In 1844, one of the first Chromium(II) compounds was discovered, Cr2(O2CCH3)4 (H2O)2, chromium(II) acetate hydrate4. Chromium(II) acetate hydrate is recognized as being somewhat anomalous, as mononuclear Chromium(II) are typically blue or purple and paramagnetic while chromium(II) acetate hydrate is red and diamagnetic1.
In chromium(II) acetate hydrate, chromium forms a dichromium (M-M bonded) complex, where chromium forms ÃÆ', Ã, and Î' bonds. The structure had been reported to be similar to that of Cu2(O2CCH3)4(H2O2) with a Cr-Cr bond distance of 2.641. Despite the compound being diamagnetic, such a large bond would not allow for substantial M-M bonding, implying the weakness of the ÃÆ', Ã, and Î' bonds2.

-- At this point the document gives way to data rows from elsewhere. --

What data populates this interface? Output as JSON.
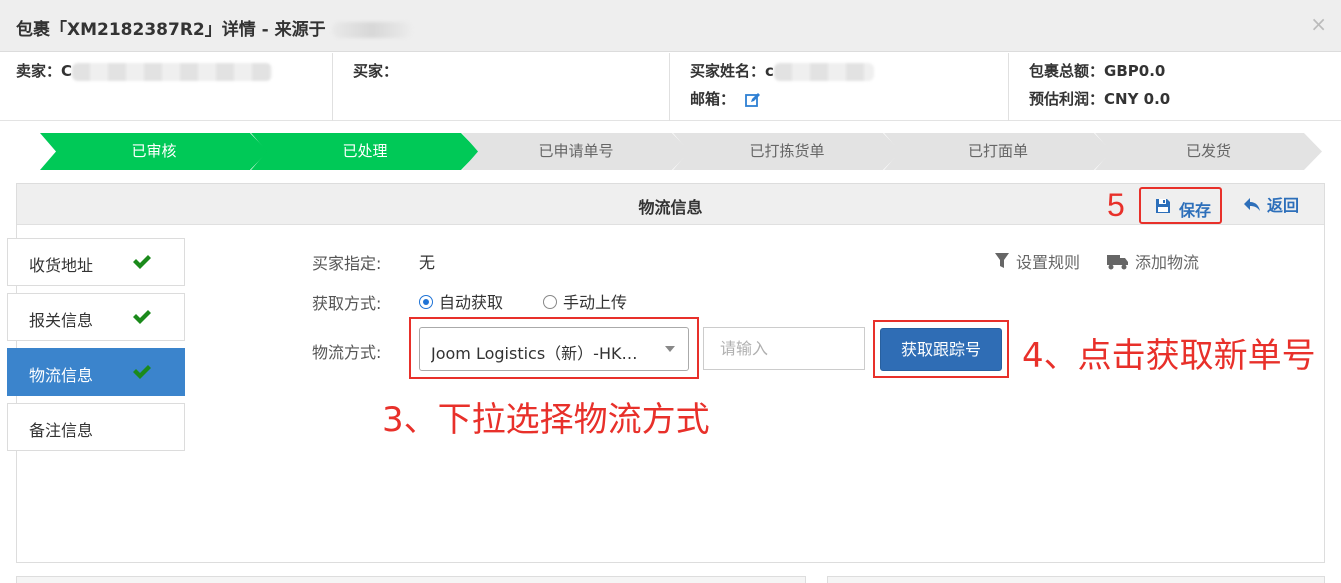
{
  "modal": {
    "title": "包裹「XM2182387R2」详情 - 来源于",
    "close_label": "×"
  },
  "info": {
    "seller_label": "卖家：",
    "seller_value": "C",
    "buyer_label": "买家：",
    "buyer_name_label": "买家姓名：",
    "buyer_name_value": "c",
    "email_label": "邮箱：",
    "total_label": "包裹总额：",
    "total_value": "GBP0.0",
    "profit_label": "预估利润：",
    "profit_value": "CNY 0.0"
  },
  "steps": [
    {
      "label": "已审核",
      "done": true
    },
    {
      "label": "已处理",
      "done": true
    },
    {
      "label": "已申请单号",
      "done": false
    },
    {
      "label": "已打拣货单",
      "done": false
    },
    {
      "label": "已打面单",
      "done": false
    },
    {
      "label": "已发货",
      "done": false
    }
  ],
  "panel": {
    "title": "物流信息",
    "save_label": "保存",
    "back_label": "返回"
  },
  "sidebar": {
    "items": [
      {
        "label": "收货地址",
        "checked": true,
        "active": false
      },
      {
        "label": "报关信息",
        "checked": true,
        "active": false
      },
      {
        "label": "物流信息",
        "checked": true,
        "active": true
      },
      {
        "label": "备注信息",
        "checked": false,
        "active": false
      }
    ]
  },
  "form": {
    "buyer_specified_label": "买家指定:",
    "buyer_specified_value": "无",
    "method_label": "获取方式:",
    "radio_auto": "自动获取",
    "radio_manual": "手动上传",
    "shipping_label": "物流方式:",
    "shipping_selected": "Joom Logistics（新）-HK…",
    "tracking_placeholder": "请输入",
    "get_tracking_label": "获取跟踪号",
    "set_rules_label": "设置规则",
    "add_shipping_label": "添加物流"
  },
  "annotations": {
    "step3": "3、下拉选择物流方式",
    "step4": "4、点击获取新单号",
    "step5": "5"
  },
  "colors": {
    "step_done": "#00c957",
    "step_pending": "#e3e3e3",
    "primary": "#2f6db5",
    "annotation": "#e8302a",
    "check": "#1b8a1b"
  }
}
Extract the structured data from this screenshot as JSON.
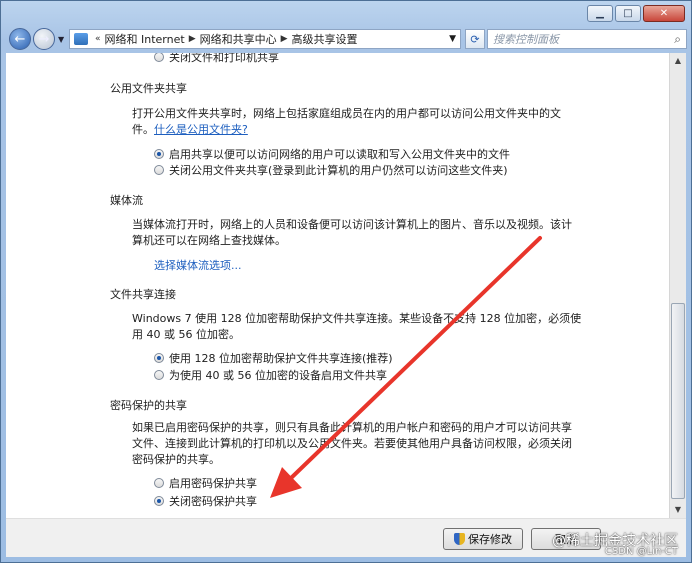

However, more recent studies have shown the reported distance only to be a rough estimate based upon the similar copper structures. A crystal structure study of the compound has shown the Cr-Cr distance to be 2.3623. The quadruple M-M interaction is shown to actually be a strong interaction, which has strong implications implying that M-M bonds may be important in the chemistry of metals of the first transition series as well as for the heavier metals3.
Chromium(II) acetate hydrate is a relatively stable chromium(II) compound, which rate of oxidation is relatively slow allowing less elaborate precautions for oxygen that other chromous preparations demand4. Each chromium(II) ion in the dimer has 4 3d electrons, but the complex is diamagnetic due to the formation of a quadruple bond between the two chromium(II) ions4.
Each chromium ion has six octahedral bonds. Four bonds are to oxygen atoms of the acetate groups, which act as a bridging ligands to the two chromium ions (see figure 1). One bond is to a water molecule and the sixth is to the other chromium ion4.
Preparation of Reaction Apparatus.
A Buchner flask is fitted with a dropping funnel using a two-holed rubber stopper.